◆ **Task goal**
When you have gone through the records, report how many lines include "PayApplicationService", giving the number and nothing more.
+++ Source data
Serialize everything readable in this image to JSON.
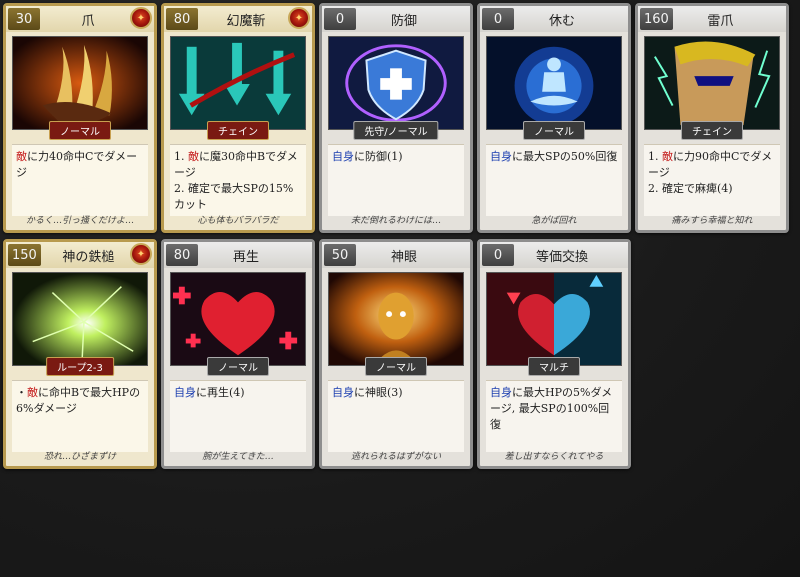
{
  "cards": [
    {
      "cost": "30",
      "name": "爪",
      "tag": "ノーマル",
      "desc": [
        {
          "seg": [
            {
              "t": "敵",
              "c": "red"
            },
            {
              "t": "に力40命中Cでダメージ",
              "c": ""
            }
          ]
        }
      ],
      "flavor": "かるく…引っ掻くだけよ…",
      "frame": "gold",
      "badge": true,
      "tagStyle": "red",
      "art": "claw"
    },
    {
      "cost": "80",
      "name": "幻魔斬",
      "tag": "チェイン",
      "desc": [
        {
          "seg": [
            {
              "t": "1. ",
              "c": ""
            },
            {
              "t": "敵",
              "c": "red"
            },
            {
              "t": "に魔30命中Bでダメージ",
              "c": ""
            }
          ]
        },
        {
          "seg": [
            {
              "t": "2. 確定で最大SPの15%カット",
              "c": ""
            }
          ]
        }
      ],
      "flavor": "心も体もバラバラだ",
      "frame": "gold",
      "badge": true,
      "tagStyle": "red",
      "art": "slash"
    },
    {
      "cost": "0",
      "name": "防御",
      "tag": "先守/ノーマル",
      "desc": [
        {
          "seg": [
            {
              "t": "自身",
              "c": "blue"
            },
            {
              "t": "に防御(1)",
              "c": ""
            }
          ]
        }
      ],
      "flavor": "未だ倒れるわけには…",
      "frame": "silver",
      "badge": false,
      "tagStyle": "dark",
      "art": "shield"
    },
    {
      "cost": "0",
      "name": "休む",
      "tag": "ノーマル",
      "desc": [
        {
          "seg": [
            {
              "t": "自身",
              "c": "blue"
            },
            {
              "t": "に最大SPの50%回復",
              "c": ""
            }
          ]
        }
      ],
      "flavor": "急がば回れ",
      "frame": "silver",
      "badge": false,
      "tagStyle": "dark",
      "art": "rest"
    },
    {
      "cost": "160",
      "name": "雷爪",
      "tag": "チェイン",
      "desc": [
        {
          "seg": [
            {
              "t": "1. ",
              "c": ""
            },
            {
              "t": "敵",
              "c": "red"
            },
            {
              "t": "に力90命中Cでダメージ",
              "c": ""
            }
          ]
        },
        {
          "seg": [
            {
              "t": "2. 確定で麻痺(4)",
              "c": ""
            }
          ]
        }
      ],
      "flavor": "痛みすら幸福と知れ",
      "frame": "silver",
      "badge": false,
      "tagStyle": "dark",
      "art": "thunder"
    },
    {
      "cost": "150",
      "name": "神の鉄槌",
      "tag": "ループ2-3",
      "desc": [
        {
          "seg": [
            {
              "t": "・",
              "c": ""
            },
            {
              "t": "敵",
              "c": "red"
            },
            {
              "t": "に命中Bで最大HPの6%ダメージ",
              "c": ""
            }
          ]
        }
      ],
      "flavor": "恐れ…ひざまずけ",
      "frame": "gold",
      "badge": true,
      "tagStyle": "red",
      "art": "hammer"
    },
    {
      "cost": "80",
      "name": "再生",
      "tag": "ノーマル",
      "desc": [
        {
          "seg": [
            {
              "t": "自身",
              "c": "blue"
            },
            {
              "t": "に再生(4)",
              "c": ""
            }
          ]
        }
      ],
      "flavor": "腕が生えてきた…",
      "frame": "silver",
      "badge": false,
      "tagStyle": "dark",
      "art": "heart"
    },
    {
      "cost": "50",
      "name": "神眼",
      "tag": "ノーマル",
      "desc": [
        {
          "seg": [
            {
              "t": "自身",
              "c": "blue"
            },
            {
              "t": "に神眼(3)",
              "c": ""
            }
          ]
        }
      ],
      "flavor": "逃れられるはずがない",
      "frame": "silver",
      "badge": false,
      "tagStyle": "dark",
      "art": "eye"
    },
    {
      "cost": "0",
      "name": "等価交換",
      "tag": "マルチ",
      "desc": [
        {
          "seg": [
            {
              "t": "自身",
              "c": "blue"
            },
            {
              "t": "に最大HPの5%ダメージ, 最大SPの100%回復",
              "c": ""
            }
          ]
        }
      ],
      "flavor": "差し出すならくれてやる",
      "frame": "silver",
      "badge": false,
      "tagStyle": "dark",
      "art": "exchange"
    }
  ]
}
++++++
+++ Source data
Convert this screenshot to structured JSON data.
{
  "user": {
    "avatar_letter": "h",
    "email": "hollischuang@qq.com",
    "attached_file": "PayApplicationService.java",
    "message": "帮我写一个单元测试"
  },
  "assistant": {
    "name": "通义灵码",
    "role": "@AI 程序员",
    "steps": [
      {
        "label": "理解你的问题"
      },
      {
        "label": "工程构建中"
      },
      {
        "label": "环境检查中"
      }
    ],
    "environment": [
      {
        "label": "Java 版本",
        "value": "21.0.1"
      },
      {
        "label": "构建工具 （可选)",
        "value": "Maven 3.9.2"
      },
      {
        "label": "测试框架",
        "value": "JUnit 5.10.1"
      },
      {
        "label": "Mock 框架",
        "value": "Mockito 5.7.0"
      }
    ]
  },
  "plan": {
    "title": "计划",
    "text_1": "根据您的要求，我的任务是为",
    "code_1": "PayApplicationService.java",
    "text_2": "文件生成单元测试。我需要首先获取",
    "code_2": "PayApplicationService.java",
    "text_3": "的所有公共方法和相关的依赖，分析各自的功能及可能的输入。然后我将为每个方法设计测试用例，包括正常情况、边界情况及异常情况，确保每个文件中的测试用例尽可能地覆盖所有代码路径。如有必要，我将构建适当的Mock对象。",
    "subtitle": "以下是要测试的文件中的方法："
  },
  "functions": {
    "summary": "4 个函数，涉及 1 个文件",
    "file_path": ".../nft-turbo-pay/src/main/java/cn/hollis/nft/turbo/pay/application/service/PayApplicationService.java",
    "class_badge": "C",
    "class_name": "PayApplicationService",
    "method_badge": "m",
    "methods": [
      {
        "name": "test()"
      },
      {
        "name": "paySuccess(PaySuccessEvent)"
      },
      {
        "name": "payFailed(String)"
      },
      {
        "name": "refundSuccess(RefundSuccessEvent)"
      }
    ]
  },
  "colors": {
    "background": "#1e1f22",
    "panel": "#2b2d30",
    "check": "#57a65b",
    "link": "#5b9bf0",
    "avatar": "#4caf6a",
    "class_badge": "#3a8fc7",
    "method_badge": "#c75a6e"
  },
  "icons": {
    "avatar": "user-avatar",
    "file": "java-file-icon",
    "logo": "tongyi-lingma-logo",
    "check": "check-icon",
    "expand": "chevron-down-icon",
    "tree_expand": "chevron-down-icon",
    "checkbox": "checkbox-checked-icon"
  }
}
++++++
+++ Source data
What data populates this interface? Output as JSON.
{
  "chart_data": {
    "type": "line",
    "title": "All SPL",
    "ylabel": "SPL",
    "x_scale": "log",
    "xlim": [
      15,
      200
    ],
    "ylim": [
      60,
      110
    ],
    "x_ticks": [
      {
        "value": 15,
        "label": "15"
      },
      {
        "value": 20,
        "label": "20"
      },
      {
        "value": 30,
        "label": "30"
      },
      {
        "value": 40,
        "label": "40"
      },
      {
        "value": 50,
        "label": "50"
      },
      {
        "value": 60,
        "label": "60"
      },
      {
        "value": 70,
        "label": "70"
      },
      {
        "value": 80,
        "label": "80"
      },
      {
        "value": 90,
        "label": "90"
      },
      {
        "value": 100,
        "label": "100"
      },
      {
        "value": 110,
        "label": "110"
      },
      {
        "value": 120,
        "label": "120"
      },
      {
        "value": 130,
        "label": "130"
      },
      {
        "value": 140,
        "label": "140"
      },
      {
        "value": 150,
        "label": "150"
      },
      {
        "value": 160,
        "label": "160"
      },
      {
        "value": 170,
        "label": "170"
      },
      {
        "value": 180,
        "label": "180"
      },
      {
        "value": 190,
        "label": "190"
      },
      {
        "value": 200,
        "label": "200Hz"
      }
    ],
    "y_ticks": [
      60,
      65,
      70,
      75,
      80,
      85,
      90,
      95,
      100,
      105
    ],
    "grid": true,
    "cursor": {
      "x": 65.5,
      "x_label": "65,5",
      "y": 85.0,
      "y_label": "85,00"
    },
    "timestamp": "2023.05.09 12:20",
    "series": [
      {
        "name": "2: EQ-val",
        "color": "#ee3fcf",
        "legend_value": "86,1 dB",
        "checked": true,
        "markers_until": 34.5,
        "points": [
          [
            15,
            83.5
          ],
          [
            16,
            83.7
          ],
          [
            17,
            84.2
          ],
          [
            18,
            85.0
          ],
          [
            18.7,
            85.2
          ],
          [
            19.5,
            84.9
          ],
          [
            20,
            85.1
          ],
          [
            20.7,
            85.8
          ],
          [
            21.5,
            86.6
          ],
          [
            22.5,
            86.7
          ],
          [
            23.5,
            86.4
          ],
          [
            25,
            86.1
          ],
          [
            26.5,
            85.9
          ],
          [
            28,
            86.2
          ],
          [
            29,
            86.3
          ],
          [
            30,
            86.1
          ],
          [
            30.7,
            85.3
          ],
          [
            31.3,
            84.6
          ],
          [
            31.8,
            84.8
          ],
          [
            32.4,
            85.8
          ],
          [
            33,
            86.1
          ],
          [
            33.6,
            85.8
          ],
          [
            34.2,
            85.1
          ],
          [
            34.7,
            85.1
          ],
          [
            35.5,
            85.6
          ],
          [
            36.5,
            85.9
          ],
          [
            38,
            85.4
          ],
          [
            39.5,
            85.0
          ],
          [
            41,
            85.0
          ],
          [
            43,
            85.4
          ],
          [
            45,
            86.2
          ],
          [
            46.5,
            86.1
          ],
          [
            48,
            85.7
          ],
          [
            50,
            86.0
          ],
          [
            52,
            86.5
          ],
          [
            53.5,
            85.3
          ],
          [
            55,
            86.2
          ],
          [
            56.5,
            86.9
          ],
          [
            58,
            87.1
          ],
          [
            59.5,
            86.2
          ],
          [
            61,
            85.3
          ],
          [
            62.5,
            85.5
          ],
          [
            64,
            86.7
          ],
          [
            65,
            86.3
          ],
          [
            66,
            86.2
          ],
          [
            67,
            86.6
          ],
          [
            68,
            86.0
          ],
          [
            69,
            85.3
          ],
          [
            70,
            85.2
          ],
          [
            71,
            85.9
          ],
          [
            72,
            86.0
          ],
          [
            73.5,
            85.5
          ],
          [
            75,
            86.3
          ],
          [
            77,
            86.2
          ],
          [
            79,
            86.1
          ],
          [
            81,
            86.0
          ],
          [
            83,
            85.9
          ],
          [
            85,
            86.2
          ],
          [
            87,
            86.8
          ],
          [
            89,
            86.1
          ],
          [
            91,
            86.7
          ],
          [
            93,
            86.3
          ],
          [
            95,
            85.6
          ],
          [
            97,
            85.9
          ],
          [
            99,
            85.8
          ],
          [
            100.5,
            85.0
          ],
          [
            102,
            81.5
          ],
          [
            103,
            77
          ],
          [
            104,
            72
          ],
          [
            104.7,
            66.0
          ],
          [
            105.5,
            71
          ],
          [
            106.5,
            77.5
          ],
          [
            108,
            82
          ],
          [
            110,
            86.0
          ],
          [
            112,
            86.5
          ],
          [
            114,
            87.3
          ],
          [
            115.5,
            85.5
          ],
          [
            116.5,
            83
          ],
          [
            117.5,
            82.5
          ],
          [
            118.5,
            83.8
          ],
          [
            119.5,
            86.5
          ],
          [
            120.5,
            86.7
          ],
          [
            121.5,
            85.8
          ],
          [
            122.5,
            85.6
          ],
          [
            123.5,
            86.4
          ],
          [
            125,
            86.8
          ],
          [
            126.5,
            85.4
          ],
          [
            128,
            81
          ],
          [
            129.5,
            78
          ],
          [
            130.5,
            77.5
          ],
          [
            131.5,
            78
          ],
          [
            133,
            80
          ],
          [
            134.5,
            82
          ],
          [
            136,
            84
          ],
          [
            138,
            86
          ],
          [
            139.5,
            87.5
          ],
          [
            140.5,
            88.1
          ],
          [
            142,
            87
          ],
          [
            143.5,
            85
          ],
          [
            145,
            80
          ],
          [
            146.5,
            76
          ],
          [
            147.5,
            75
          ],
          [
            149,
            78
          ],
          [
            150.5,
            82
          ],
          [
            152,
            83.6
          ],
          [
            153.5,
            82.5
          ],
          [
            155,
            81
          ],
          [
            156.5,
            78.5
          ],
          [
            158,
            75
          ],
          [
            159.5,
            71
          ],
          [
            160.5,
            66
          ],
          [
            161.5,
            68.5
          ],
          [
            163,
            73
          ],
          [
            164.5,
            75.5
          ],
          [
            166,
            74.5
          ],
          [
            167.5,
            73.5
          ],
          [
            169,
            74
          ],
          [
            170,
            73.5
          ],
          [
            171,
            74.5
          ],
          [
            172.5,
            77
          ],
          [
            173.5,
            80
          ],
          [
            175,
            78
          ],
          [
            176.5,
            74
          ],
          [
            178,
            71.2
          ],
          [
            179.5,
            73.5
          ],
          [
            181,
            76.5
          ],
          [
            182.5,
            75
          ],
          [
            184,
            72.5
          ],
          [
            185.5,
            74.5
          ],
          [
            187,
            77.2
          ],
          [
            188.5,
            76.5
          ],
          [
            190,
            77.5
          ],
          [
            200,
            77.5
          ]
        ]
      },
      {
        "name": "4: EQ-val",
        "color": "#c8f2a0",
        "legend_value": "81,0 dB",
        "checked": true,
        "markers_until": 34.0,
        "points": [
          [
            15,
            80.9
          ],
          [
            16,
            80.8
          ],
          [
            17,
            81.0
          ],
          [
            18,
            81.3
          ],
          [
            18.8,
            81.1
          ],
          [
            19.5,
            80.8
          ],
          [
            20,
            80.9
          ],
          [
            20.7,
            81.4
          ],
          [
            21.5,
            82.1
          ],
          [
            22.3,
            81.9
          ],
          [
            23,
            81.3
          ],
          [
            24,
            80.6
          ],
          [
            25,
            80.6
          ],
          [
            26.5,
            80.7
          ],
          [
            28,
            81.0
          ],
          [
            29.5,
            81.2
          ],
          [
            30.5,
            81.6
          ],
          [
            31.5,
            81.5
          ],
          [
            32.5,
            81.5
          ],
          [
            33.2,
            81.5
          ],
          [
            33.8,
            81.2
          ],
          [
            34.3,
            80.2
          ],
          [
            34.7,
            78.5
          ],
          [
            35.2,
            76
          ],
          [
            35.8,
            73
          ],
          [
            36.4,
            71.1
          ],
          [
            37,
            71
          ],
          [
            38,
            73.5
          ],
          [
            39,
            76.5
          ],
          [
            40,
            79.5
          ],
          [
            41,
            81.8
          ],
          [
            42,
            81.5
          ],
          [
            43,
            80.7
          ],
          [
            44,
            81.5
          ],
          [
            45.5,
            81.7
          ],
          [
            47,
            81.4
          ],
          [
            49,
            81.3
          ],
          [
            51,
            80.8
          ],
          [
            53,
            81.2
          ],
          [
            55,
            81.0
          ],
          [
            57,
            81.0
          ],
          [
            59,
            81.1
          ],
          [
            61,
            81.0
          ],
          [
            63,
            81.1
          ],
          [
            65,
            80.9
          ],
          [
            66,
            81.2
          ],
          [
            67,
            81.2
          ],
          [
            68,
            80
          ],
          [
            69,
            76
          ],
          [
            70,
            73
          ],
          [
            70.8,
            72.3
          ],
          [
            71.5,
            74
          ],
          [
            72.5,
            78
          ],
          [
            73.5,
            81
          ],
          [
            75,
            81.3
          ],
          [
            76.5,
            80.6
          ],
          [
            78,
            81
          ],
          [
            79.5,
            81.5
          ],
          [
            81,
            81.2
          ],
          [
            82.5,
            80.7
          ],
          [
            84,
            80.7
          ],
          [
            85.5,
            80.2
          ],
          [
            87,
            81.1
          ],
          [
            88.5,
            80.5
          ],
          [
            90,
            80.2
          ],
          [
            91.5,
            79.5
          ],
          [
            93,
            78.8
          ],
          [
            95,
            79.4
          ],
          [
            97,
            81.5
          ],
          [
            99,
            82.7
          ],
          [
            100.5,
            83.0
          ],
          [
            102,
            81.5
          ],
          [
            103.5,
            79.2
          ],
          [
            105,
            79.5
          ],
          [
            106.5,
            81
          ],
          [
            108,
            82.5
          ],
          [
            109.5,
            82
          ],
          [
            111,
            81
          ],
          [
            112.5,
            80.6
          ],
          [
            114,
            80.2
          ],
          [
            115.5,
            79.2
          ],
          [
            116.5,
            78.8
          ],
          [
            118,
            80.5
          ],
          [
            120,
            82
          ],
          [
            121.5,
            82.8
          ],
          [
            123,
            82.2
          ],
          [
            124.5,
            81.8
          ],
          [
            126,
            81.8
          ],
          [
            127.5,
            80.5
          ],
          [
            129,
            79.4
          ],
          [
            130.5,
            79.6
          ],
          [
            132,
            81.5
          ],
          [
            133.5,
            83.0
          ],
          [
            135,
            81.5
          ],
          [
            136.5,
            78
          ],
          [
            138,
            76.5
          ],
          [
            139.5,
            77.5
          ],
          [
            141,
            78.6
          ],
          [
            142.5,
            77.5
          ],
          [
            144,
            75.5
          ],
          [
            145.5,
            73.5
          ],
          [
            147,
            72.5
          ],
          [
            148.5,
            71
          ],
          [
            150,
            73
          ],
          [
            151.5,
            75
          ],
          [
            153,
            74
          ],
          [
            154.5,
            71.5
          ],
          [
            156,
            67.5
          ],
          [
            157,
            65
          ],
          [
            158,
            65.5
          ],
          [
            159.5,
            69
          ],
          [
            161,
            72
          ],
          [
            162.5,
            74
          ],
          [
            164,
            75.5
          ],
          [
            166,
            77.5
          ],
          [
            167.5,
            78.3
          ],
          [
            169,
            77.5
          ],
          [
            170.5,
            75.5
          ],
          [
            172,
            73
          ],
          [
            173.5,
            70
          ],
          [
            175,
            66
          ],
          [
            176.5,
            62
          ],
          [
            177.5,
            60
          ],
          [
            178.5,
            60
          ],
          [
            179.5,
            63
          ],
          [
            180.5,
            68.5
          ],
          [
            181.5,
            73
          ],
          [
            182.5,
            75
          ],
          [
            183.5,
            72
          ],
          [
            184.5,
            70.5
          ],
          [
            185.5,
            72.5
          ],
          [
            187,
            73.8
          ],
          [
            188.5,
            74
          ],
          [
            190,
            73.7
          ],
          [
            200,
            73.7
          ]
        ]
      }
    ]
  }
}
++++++
◆ **Response**
5